__Data extracts__:
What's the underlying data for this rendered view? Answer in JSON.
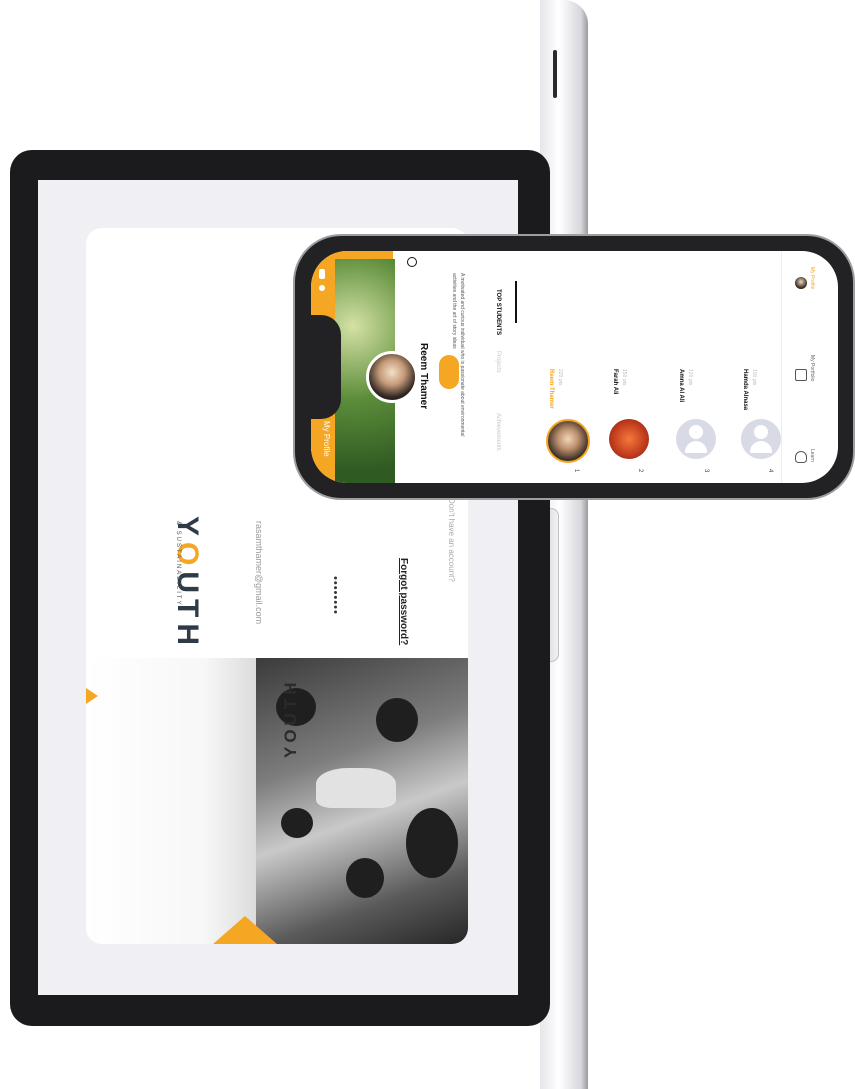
{
  "laptop": {
    "brand_prefix": "Y",
    "brand_o": "O",
    "brand_suffix": "UTH",
    "tagline": "& SUSTAINABILITY",
    "email_value": "rasamthamer@gmail.com",
    "password_value": "••••••••",
    "forgot_password": "Forgot password?",
    "signup_prompt": "Don't have an account?",
    "photo_logo": "YOUTH"
  },
  "phone": {
    "header_title": "My Profile",
    "profile_name": "Reem Thamer",
    "bio": "A motivated and curious individual who is passionate about environmental activities and the art of story ideas",
    "tabs": [
      "Achievements",
      "Projects",
      "TOP STUDENTS"
    ],
    "students": [
      {
        "rank": "1",
        "name": "Reem Thamer",
        "points": "220 pts",
        "highlight": true
      },
      {
        "rank": "2",
        "name": "Farah Ali",
        "points": "150 pts",
        "highlight": false
      },
      {
        "rank": "3",
        "name": "Amna Al Ali",
        "points": "120 pts",
        "highlight": false
      },
      {
        "rank": "4",
        "name": "Hamda Alnasa",
        "points": "100 pts",
        "highlight": false
      }
    ],
    "nav": [
      "Learn",
      "My Portfolio",
      "My Profile"
    ]
  },
  "colors": {
    "accent": "#f5a623",
    "dark": "#1b1b1d"
  }
}
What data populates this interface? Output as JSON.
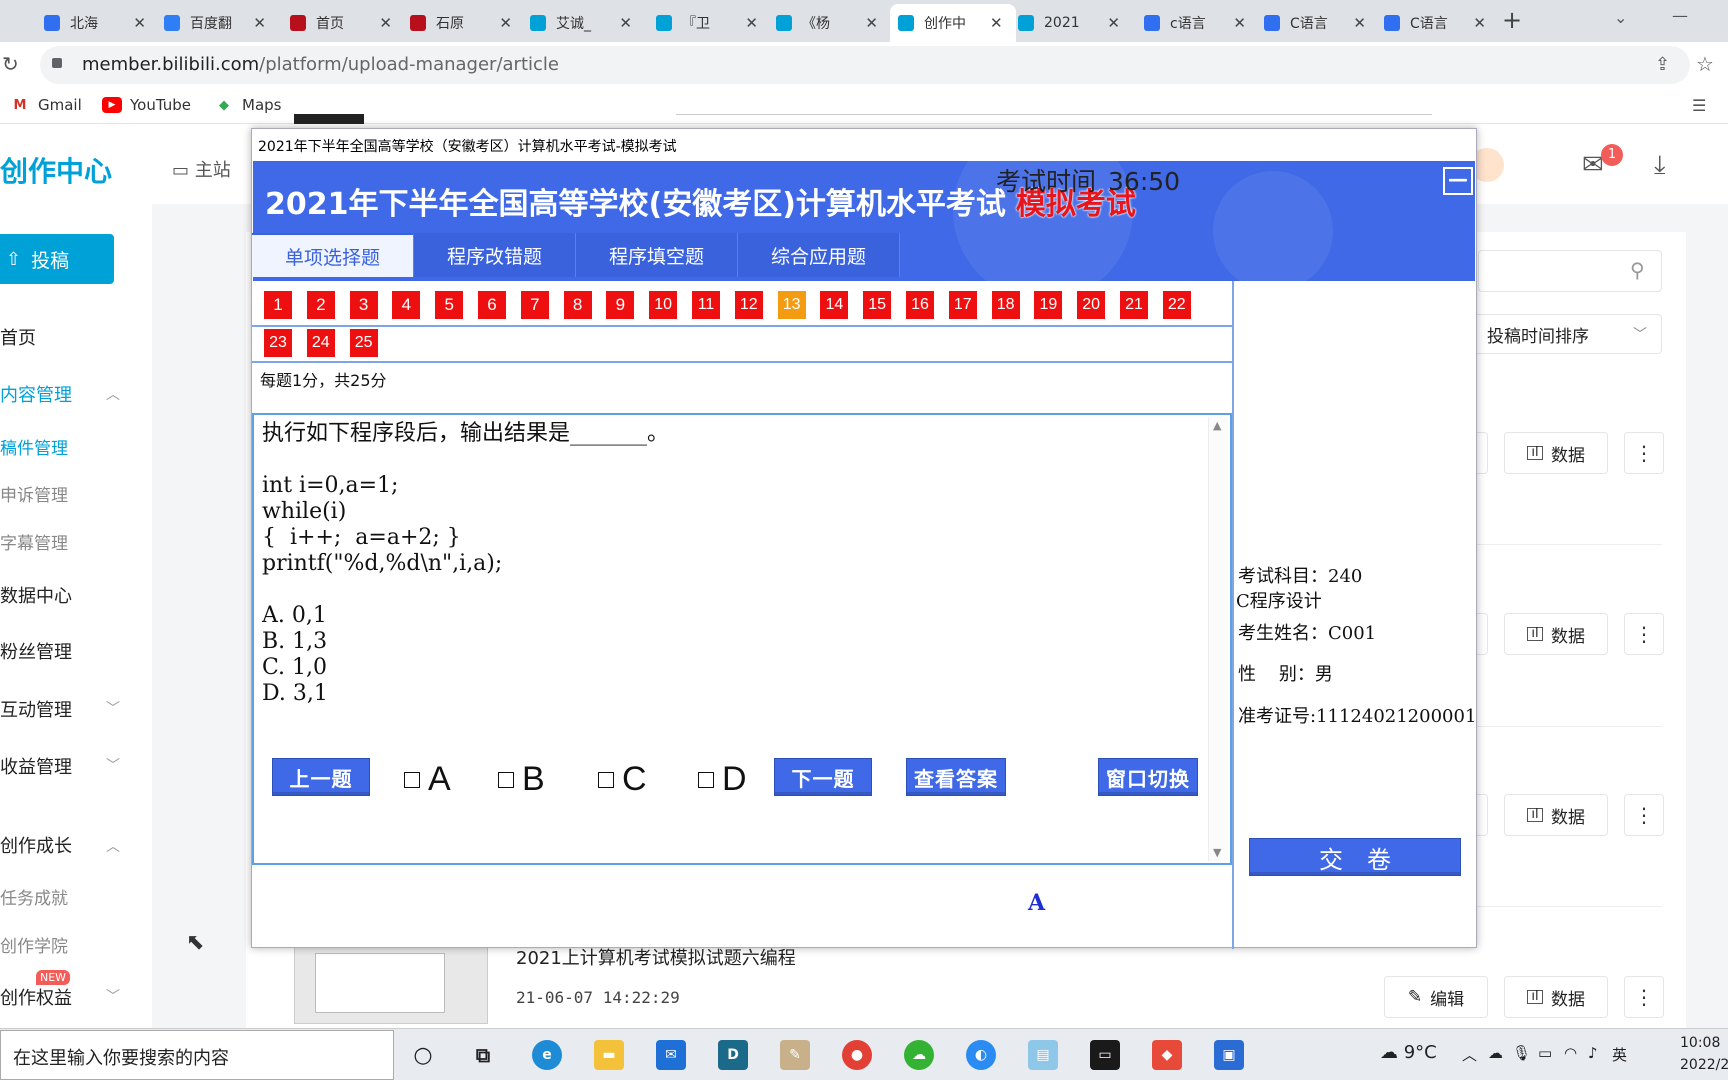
{
  "browser": {
    "tabs": [
      {
        "label": "北海",
        "color": "#2f6ff0",
        "icon": "baidu-paw-icon"
      },
      {
        "label": "百度翻",
        "color": "#2f7ef5",
        "icon": "translate-icon"
      },
      {
        "label": "首页",
        "color": "#b80f1c",
        "icon": "ustc-logo-icon"
      },
      {
        "label": "石原",
        "color": "#b80f1c",
        "icon": "ustc-logo-icon"
      },
      {
        "label": "艾诚_",
        "color": "#00a1d6",
        "icon": "bilibili-tv-icon"
      },
      {
        "label": "『卫",
        "color": "#00a1d6",
        "icon": "bilibili-tv-icon"
      },
      {
        "label": "《杨",
        "color": "#00a1d6",
        "icon": "bilibili-tv-icon"
      },
      {
        "label": "创作中",
        "color": "#00a1d6",
        "icon": "bilibili-tv-icon",
        "active": true
      },
      {
        "label": "2021",
        "color": "#00a1d6",
        "icon": "bilibili-tv-icon"
      },
      {
        "label": "c语言",
        "color": "#2f6ff0",
        "icon": "baidu-paw-icon"
      },
      {
        "label": "C语言",
        "color": "#2f6ff0",
        "icon": "baidu-paw-icon"
      },
      {
        "label": "C语言",
        "color": "#2f6ff0",
        "icon": "baidu-paw-icon"
      }
    ],
    "url_host": "member.bilibili.com",
    "url_path": "/platform/upload-manager/article",
    "bookmarks": [
      {
        "label": "Gmail",
        "color": "#d93025"
      },
      {
        "label": "YouTube",
        "color": "#ff0000"
      },
      {
        "label": "Maps",
        "color": "#34a853"
      }
    ]
  },
  "bili": {
    "logo": "创作中心",
    "main_site": "主站",
    "mail_badge": "1",
    "upload_label": "投稿",
    "sidebar": [
      {
        "label": "首页",
        "type": "top"
      },
      {
        "label": "内容管理",
        "type": "top",
        "selected": true
      },
      {
        "label": "稿件管理",
        "type": "sub",
        "selected": true
      },
      {
        "label": "申诉管理",
        "type": "sub"
      },
      {
        "label": "字幕管理",
        "type": "sub"
      },
      {
        "label": "数据中心",
        "type": "top"
      },
      {
        "label": "粉丝管理",
        "type": "top"
      },
      {
        "label": "互动管理",
        "type": "top"
      },
      {
        "label": "收益管理",
        "type": "top"
      },
      {
        "label": "创作成长",
        "type": "top"
      },
      {
        "label": "任务成就",
        "type": "sub"
      },
      {
        "label": "创作学院",
        "type": "sub"
      },
      {
        "label": "创作权益",
        "type": "top"
      }
    ],
    "new_badge": "NEW",
    "sort_label": "投稿时间排序",
    "data_label": "数据",
    "edit_label": "编辑",
    "video_title": "2021上计算机考试模拟试题六编程",
    "video_date": "21-06-07 14:22:29"
  },
  "exam": {
    "window_title": "2021年下半年全国高等学校（安徽考区）计算机水平考试-模拟考试",
    "heading": "2021年下半年全国高等学校(安徽考区)计算机水平考试",
    "heading_mock": "模拟考试",
    "tabs": [
      "单项选择题",
      "程序改错题",
      "程序填空题",
      "综合应用题"
    ],
    "active_tab": 0,
    "question_numbers": [
      "1",
      "2",
      "3",
      "4",
      "5",
      "6",
      "7",
      "8",
      "9",
      "10",
      "11",
      "12",
      "13",
      "14",
      "15",
      "16",
      "17",
      "18",
      "19",
      "20",
      "21",
      "22",
      "23",
      "24",
      "25"
    ],
    "current_question": "13",
    "score_note": "每题1分，共25分",
    "question_text": "执行如下程序段后，输出结果是_______。\n\nint i=0,a=1;\nwhile(i)\n{  i++;  a=a+2; }\nprintf(\"%d,%d\\n\",i,a);\n\nA. 0,1\nB. 1,3\nC. 1,0\nD. 3,1",
    "prev_label": "上一题",
    "next_label": "下一题",
    "show_answer_label": "查看答案",
    "answer_shown": "A",
    "switch_label": "窗口切换",
    "options": [
      "A",
      "B",
      "C",
      "D"
    ],
    "timer_label": "考试时间",
    "timer_value": "36:50",
    "subject_label": "考试科目：240",
    "subject_name": "C程序设计",
    "candidate_label": "考生姓名：C001",
    "gender_label": "性    别：男",
    "ticket_label": "准考证号:11124021200001",
    "submit_label": "交卷"
  },
  "taskbar": {
    "search_placeholder": "在这里输入你要搜索的内容",
    "temperature": "9°C",
    "ime": "英",
    "time": "10:08",
    "date": "2022/2"
  }
}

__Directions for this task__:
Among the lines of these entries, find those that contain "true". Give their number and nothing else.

__Your response__:
4